Activity:
A faithful copy without images is required: write out all the records exactly.

[Data records for software interfaces]
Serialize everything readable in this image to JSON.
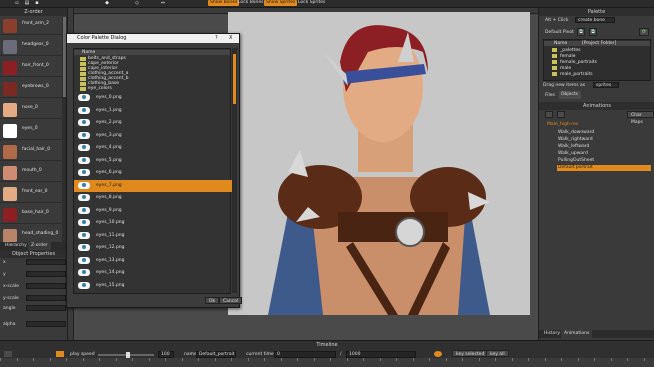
{
  "toolbar": {
    "btn_show_bones": "Show Bones",
    "btn_lock_bones": "Lock Bones",
    "btn_show_sprites": "Show Sprites",
    "btn_lock_sprites": "Lock Sprites"
  },
  "zorder": {
    "title": "Z-order",
    "items": [
      "front_arm_2",
      "headgear_0",
      "hair_front_0",
      "eyebrows_0",
      "nose_0",
      "eyes_0",
      "facial_hair_0",
      "mouth_0",
      "front_ear_0",
      "base_hair_0",
      "head_shading_0"
    ],
    "tabs": [
      "Hierarchy",
      "Z-order"
    ]
  },
  "props": {
    "title": "Object Properties",
    "labels": [
      "x",
      "y",
      "x-scale",
      "y-scale",
      "angle",
      "alpha"
    ]
  },
  "dialog": {
    "title": "Color Palette Dialog",
    "help": "?",
    "close": "X",
    "col_header": "Name",
    "folders": [
      "belts_and_straps",
      "cape_exterior",
      "cape_interior",
      "clothing_accent_a",
      "clothing_accent_b",
      "clothing_base",
      "eye_colors"
    ],
    "items": [
      "eyes_0.png",
      "eyes_1.png",
      "eyes_2.png",
      "eyes_3.png",
      "eyes_4.png",
      "eyes_5.png",
      "eyes_6.png",
      "eyes_7.png",
      "eyes_8.png",
      "eyes_9.png",
      "eyes_10.png",
      "eyes_11.png",
      "eyes_12.png",
      "eyes_13.png",
      "eyes_14.png",
      "eyes_15.png"
    ],
    "selected_index": 7,
    "ok": "Ok",
    "cancel": "Cancel"
  },
  "palette": {
    "title": "Palette",
    "alt_click": "Alt + Click",
    "create_bone": "create bone",
    "default_pivot": "Default Pivot",
    "tree_header_name": "Name",
    "tree_header_project": "[Project Folder]",
    "tree_items": [
      "_palettes",
      "female",
      "female_portraits",
      "male",
      "male_portraits"
    ],
    "drag_hint": "Drag new items as",
    "drag_value": "sprites",
    "tabs": [
      "Files",
      "Objects"
    ]
  },
  "animations": {
    "title": "Animations",
    "change_maps": "Char Maps",
    "entity": "Male_high-res",
    "items": [
      "Walk_downward",
      "Walk_rightward",
      "Walk_leftward",
      "Walk_upward",
      "PullingOutSheet",
      "Default portrait"
    ],
    "selected_index": 5,
    "tabs": [
      "History",
      "Animations"
    ]
  },
  "timeline": {
    "title": "Timeline",
    "play_speed_label": "play speed",
    "play_speed_value": "100",
    "name_label": "name:",
    "name_value": "Default_portrait",
    "current_time_label": "current time:",
    "current_time_value": "0",
    "length_value": "1000",
    "key_selected": "key selected",
    "key_all": "key all"
  },
  "colors": {
    "accent": "#e08a1e",
    "stage": "#c7c7c7"
  }
}
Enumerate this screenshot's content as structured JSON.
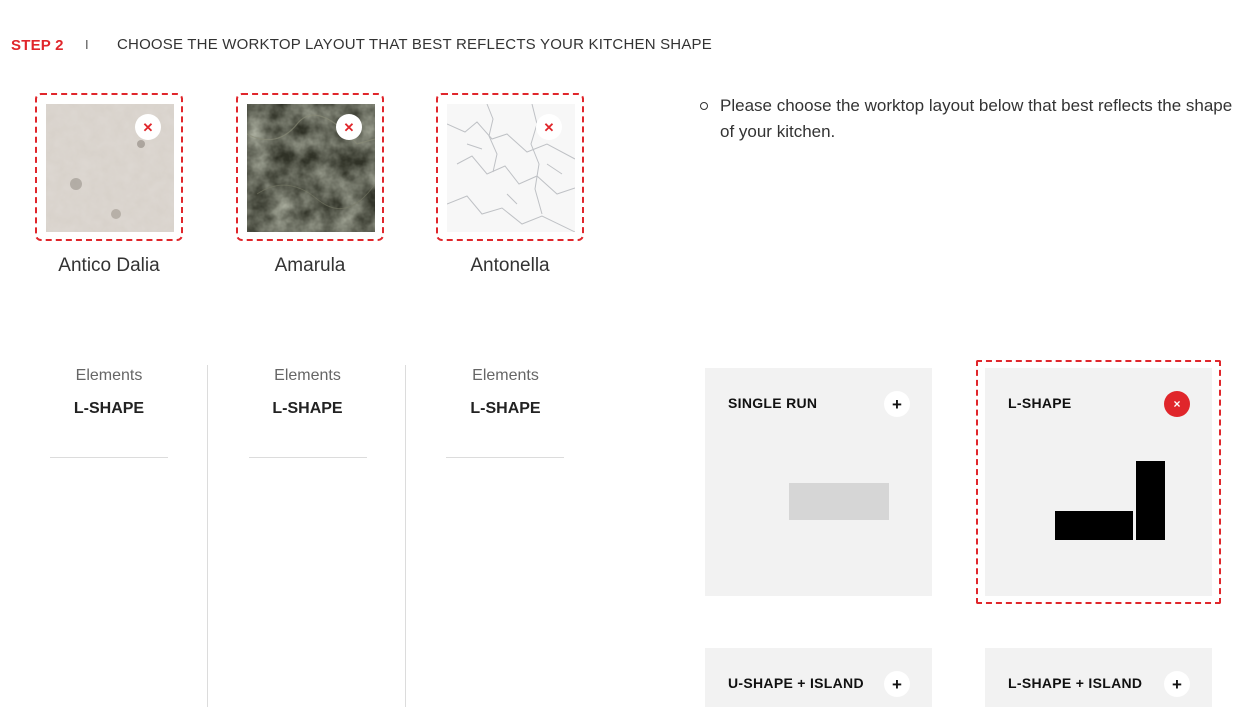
{
  "header": {
    "step_label": "STEP 2",
    "separator": "I",
    "title": "CHOOSE THE WORKTOP LAYOUT THAT BEST REFLECTS YOUR KITCHEN SHAPE"
  },
  "swatches": [
    {
      "name": "Antico Dalia",
      "remove_icon": "close-icon"
    },
    {
      "name": "Amarula",
      "remove_icon": "close-icon"
    },
    {
      "name": "Antonella",
      "remove_icon": "close-icon"
    }
  ],
  "info": {
    "text": "Please choose the worktop layout below that best reflects the shape of your kitchen."
  },
  "element_columns": [
    {
      "label": "Elements",
      "value": "L-SHAPE"
    },
    {
      "label": "Elements",
      "value": "L-SHAPE"
    },
    {
      "label": "Elements",
      "value": "L-SHAPE"
    }
  ],
  "layouts": [
    {
      "title": "SINGLE RUN",
      "button": "+",
      "selected": false
    },
    {
      "title": "L-SHAPE",
      "button": "×",
      "selected": true
    },
    {
      "title": "U-SHAPE + ISLAND",
      "button": "+",
      "selected": false
    },
    {
      "title": "L-SHAPE + ISLAND",
      "button": "+",
      "selected": false
    }
  ],
  "colors": {
    "accent": "#e0262b",
    "card_background": "#f2f2f2",
    "shape_inactive": "#d6d6d6",
    "shape_active": "#000000"
  }
}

Written solution:
Serialize everything readable in this image to JSON.
{
  "toolbar": {
    "btn_show_bones": "Show Bones",
    "btn_lock_bones": "Lock Bones",
    "btn_show_sprites": "Show Sprites",
    "btn_lock_sprites": "Lock Sprites"
  },
  "zorder": {
    "title": "Z-order",
    "items": [
      "front_arm_2",
      "headgear_0",
      "hair_front_0",
      "eyebrows_0",
      "nose_0",
      "eyes_0",
      "facial_hair_0",
      "mouth_0",
      "front_ear_0",
      "base_hair_0",
      "head_shading_0"
    ],
    "tabs": [
      "Hierarchy",
      "Z-order"
    ]
  },
  "props": {
    "title": "Object Properties",
    "labels": [
      "x",
      "y",
      "x-scale",
      "y-scale",
      "angle",
      "alpha"
    ]
  },
  "dialog": {
    "title": "Color Palette Dialog",
    "help": "?",
    "close": "X",
    "col_header": "Name",
    "folders": [
      "belts_and_straps",
      "cape_exterior",
      "cape_interior",
      "clothing_accent_a",
      "clothing_accent_b",
      "clothing_base",
      "eye_colors"
    ],
    "items": [
      "eyes_0.png",
      "eyes_1.png",
      "eyes_2.png",
      "eyes_3.png",
      "eyes_4.png",
      "eyes_5.png",
      "eyes_6.png",
      "eyes_7.png",
      "eyes_8.png",
      "eyes_9.png",
      "eyes_10.png",
      "eyes_11.png",
      "eyes_12.png",
      "eyes_13.png",
      "eyes_14.png",
      "eyes_15.png"
    ],
    "selected_index": 7,
    "ok": "Ok",
    "cancel": "Cancel"
  },
  "palette": {
    "title": "Palette",
    "alt_click": "Alt + Click",
    "create_bone": "create bone",
    "default_pivot": "Default Pivot",
    "tree_header_name": "Name",
    "tree_header_project": "[Project Folder]",
    "tree_items": [
      "_palettes",
      "female",
      "female_portraits",
      "male",
      "male_portraits"
    ],
    "drag_hint": "Drag new items as",
    "drag_value": "sprites",
    "tabs": [
      "Files",
      "Objects"
    ]
  },
  "animations": {
    "title": "Animations",
    "change_maps": "Char Maps",
    "entity": "Male_high-res",
    "items": [
      "Walk_downward",
      "Walk_rightward",
      "Walk_leftward",
      "Walk_upward",
      "PullingOutSheet",
      "Default portrait"
    ],
    "selected_index": 5,
    "tabs": [
      "History",
      "Animations"
    ]
  },
  "timeline": {
    "title": "Timeline",
    "play_speed_label": "play speed",
    "play_speed_value": "100",
    "name_label": "name:",
    "name_value": "Default_portrait",
    "current_time_label": "current time:",
    "current_time_value": "0",
    "length_value": "1000",
    "key_selected": "key selected",
    "key_all": "key all"
  },
  "colors": {
    "accent": "#e08a1e",
    "stage": "#c7c7c7"
  }
}
Enumerate this screenshot's content as structured JSON.
{
  "header": {
    "step_label": "STEP 2",
    "separator": "I",
    "title": "CHOOSE THE WORKTOP LAYOUT THAT BEST REFLECTS YOUR KITCHEN SHAPE"
  },
  "swatches": [
    {
      "name": "Antico Dalia",
      "remove_icon": "close-icon"
    },
    {
      "name": "Amarula",
      "remove_icon": "close-icon"
    },
    {
      "name": "Antonella",
      "remove_icon": "close-icon"
    }
  ],
  "info": {
    "text": "Please choose the worktop layout below that best reflects the shape of your kitchen."
  },
  "element_columns": [
    {
      "label": "Elements",
      "value": "L-SHAPE"
    },
    {
      "label": "Elements",
      "value": "L-SHAPE"
    },
    {
      "label": "Elements",
      "value": "L-SHAPE"
    }
  ],
  "layouts": [
    {
      "title": "SINGLE RUN",
      "button": "+",
      "selected": false
    },
    {
      "title": "L-SHAPE",
      "button": "×",
      "selected": true
    },
    {
      "title": "U-SHAPE + ISLAND",
      "button": "+",
      "selected": false
    },
    {
      "title": "L-SHAPE + ISLAND",
      "button": "+",
      "selected": false
    }
  ],
  "colors": {
    "accent": "#e0262b",
    "card_background": "#f2f2f2",
    "shape_inactive": "#d6d6d6",
    "shape_active": "#000000"
  }
}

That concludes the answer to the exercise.